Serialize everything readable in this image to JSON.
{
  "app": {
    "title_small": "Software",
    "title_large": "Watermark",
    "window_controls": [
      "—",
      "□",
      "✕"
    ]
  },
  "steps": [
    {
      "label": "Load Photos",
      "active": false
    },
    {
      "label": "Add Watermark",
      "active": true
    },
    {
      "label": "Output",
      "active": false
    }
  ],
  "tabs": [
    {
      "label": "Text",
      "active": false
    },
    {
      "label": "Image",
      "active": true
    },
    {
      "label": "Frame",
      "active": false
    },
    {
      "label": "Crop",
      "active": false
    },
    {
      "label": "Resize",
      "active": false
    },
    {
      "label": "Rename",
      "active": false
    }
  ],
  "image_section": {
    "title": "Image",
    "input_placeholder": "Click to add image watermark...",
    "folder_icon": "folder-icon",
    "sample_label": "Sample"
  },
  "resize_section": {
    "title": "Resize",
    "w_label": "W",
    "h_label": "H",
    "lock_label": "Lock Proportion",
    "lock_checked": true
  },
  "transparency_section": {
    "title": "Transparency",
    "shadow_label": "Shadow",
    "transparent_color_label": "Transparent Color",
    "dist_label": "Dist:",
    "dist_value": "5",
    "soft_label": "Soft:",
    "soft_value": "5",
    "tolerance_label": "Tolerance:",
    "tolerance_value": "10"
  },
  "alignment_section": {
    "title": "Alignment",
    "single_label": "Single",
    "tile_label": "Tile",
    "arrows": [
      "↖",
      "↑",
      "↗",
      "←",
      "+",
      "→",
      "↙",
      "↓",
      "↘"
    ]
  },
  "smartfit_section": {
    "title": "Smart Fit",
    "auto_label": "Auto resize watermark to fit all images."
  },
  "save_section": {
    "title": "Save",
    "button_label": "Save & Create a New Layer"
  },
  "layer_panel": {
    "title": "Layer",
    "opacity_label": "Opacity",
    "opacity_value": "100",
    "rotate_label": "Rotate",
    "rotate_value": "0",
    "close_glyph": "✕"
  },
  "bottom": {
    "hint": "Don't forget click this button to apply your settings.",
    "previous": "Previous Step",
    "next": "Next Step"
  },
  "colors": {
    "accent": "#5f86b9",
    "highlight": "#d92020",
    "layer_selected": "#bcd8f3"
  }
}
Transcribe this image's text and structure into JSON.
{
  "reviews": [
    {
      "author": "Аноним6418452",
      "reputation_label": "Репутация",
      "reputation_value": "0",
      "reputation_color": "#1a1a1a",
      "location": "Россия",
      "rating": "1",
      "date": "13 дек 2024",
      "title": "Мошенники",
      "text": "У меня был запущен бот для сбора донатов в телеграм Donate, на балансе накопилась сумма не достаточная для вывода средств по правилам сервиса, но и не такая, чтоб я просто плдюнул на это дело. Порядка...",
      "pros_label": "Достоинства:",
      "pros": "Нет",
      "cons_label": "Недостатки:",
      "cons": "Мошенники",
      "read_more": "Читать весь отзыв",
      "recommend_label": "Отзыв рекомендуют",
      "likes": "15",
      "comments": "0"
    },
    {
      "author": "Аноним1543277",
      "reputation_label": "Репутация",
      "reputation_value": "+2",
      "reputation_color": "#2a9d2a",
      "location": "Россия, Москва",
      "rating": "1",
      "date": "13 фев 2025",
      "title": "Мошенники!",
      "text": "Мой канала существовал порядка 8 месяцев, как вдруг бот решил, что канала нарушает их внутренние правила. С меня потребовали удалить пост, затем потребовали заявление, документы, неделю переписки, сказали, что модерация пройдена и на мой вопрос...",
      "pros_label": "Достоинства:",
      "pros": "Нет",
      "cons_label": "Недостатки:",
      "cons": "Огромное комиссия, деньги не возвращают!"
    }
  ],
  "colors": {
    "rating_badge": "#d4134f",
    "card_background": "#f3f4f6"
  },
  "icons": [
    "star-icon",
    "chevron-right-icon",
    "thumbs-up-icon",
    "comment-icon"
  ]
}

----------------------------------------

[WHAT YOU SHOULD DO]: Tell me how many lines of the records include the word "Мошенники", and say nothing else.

[SOLUTION FOR THIS PROBLEM]: 3